The Commission is asking whether dark fiber should be eligible for E-rate discounts once again. Prior to Funding Year 2004, it was eligible, but as part of the Third Report and Order, the FCC decided that dark fiber was not eligible for discounts. The FCC is asking the question once again, and is seeking the public’s input about if it should be eligible, and how it should be categorized within the program.
The Commission is also seeking comment on whether several services should be eligible for discounts. These include:
- Text messaging – The FCC asks if the ability to send or receive short messages to using mobile phones should be eligible for E-rate discounts.
- Firewall – Basic firewalls are currently eligible. The FCC is seeking comment on if the definition of a firewall should be revised, and if advanced firewall services such as intrusion prevention , network access control, firewall traversal, and deep packet inspection should be considered eligible.
- Anti-virus/Anti-spam Software – The FCC is seeking comments on if these types of software should be eligible for E-rate discounts. Currently, only network operating system and e-mail server software are eligible for discounts.
- Scheduling services – Scheduling services and software allow “…schools and libraries [to] more efficiently to use video teleconferencing for distance learning by controlling the video linkage between the classrooms and the originating video feed…”. The FCC asks whether these should be eligible for discounts.
- Telephone broadcast messaging – The FCC asks for comments about the potential eligibility of telephone broadcast messaging which “… allows pre-recorded messages to be sent over phone lines to individuals concerning school delays or closures, reported absences, upcoming activities and events, and emergencies.”
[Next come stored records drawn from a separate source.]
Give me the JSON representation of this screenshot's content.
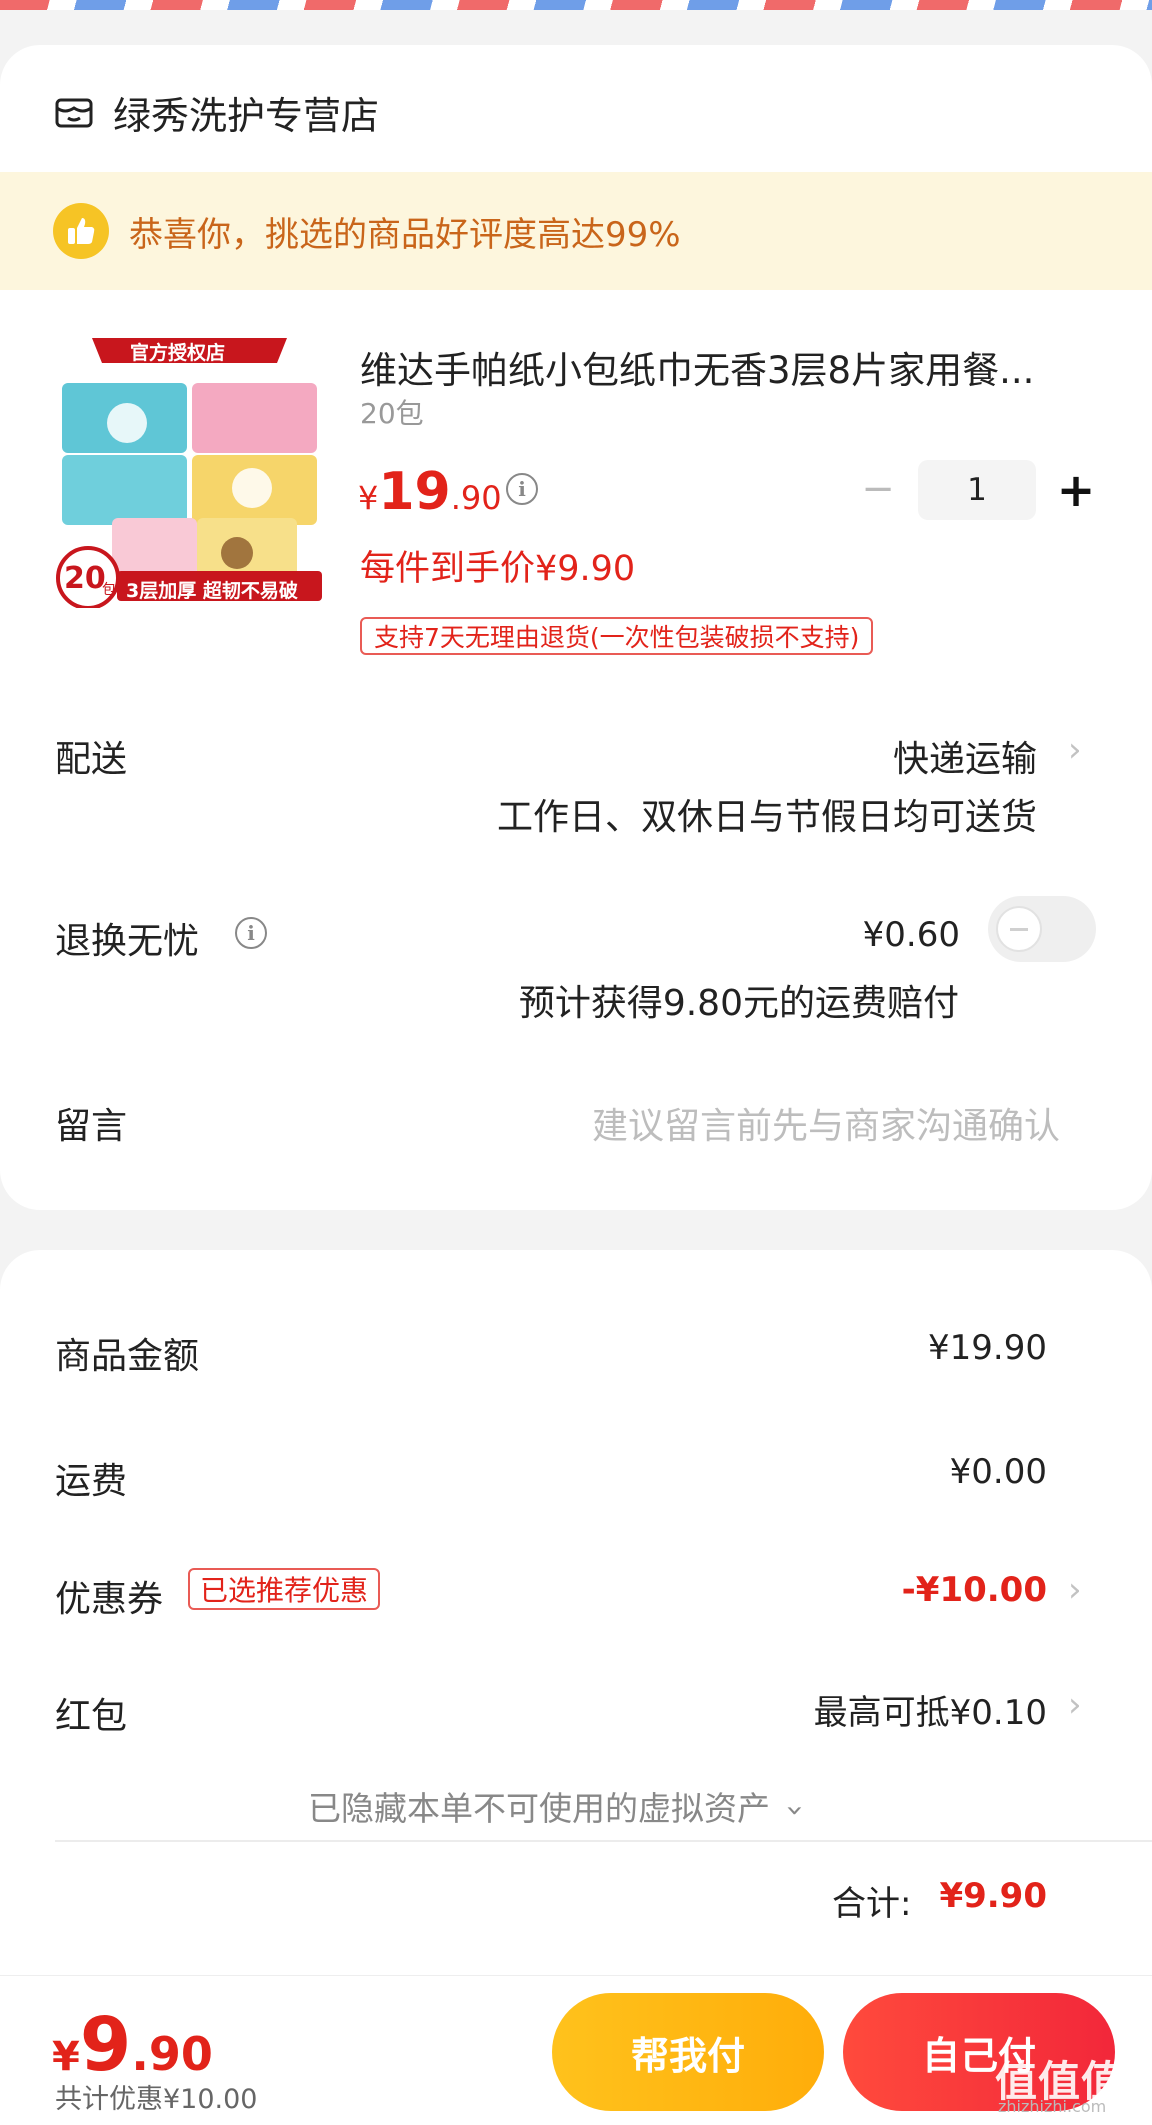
{
  "shop": {
    "name": "绿秀洗护专营店"
  },
  "banner": {
    "text": "恭喜你，挑选的商品好评度高达99%"
  },
  "product": {
    "badge": "官方授权店",
    "image_count_label": "20",
    "image_count_unit": "包",
    "image_tagline": "3层加厚 超韧不易破",
    "title": "维达手帕纸小包纸巾无香3层8片家用餐...",
    "spec": "20包",
    "price_symbol": "¥",
    "price_int": "19",
    "price_dec": ".90",
    "deal_price": "每件到手价¥9.90",
    "return_policy": "支持7天无理由退货(一次性包装破损不支持)",
    "quantity": "1",
    "minus": "−",
    "plus": "+"
  },
  "delivery": {
    "label": "配送",
    "value": "快递运输",
    "note": "工作日、双休日与节假日均可送货"
  },
  "return_worry": {
    "label": "退换无忧",
    "price": "¥0.60",
    "note": "预计获得9.80元的运费赔付",
    "enabled": false
  },
  "message": {
    "label": "留言",
    "placeholder": "建议留言前先与商家沟通确认"
  },
  "summary": {
    "goods_label": "商品金额",
    "goods_value": "¥19.90",
    "shipping_label": "运费",
    "shipping_value": "¥0.00",
    "coupon_label": "优惠券",
    "coupon_badge": "已选推荐优惠",
    "coupon_value": "-¥10.00",
    "redpacket_label": "红包",
    "redpacket_value": "最高可抵¥0.10",
    "hidden_assets": "已隐藏本单不可使用的虚拟资产",
    "total_label": "合计:",
    "total_value": "¥9.90"
  },
  "footer": {
    "price_symbol": "¥",
    "price_int": "9",
    "price_dec": ".90",
    "saved": "共计优惠¥10.00",
    "help_pay": "帮我付",
    "self_pay": "自己付"
  },
  "watermark": {
    "text": "值值值",
    "sub": "zhizhizhi.com"
  },
  "colors": {
    "accent_red": "#e2231a",
    "help_button": "#ffb514",
    "self_button": "#f3303a",
    "banner_bg": "#fdf6dd",
    "banner_text": "#c9651a"
  }
}
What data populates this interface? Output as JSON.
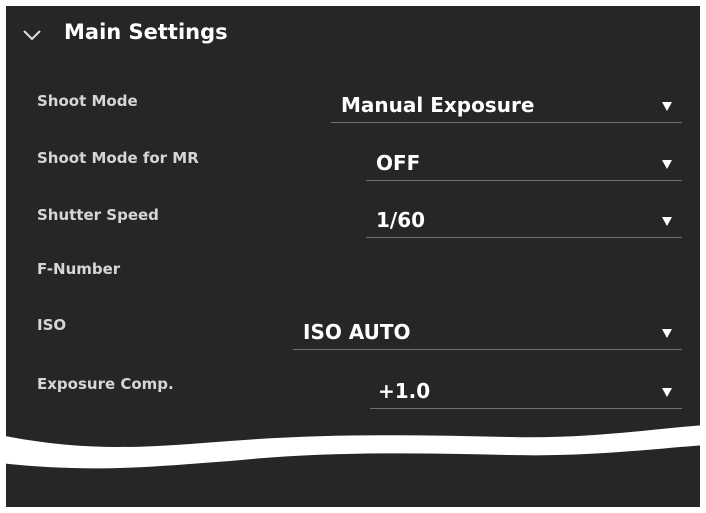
{
  "section": {
    "title": "Main Settings",
    "expanded_icon": "chevron-down-icon"
  },
  "rows": {
    "shoot_mode": {
      "label": "Shoot Mode",
      "value": "Manual Exposure"
    },
    "shoot_mode_mr": {
      "label": "Shoot Mode for MR",
      "value": "OFF"
    },
    "shutter_speed": {
      "label": "Shutter Speed",
      "value": "1/60"
    },
    "f_number": {
      "label": "F-Number"
    },
    "iso": {
      "label": "ISO",
      "value": "ISO AUTO"
    },
    "exposure_comp": {
      "label": "Exposure Comp.",
      "value": "+1.0"
    }
  },
  "colors": {
    "panel_bg": "#262626",
    "label_text": "#d6d6d6",
    "value_text": "#ffffff",
    "underline": "#707070"
  }
}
The FCC indicates that it may implement some changes resulting from this NPRM as soon as the 2009 Funding Year. This means that the FCC will have to act with relative speed to review and consider comments and reply comments and incorporate them into the final order that would be released prior to the kick off of the FY 2009 Form 471 filing window.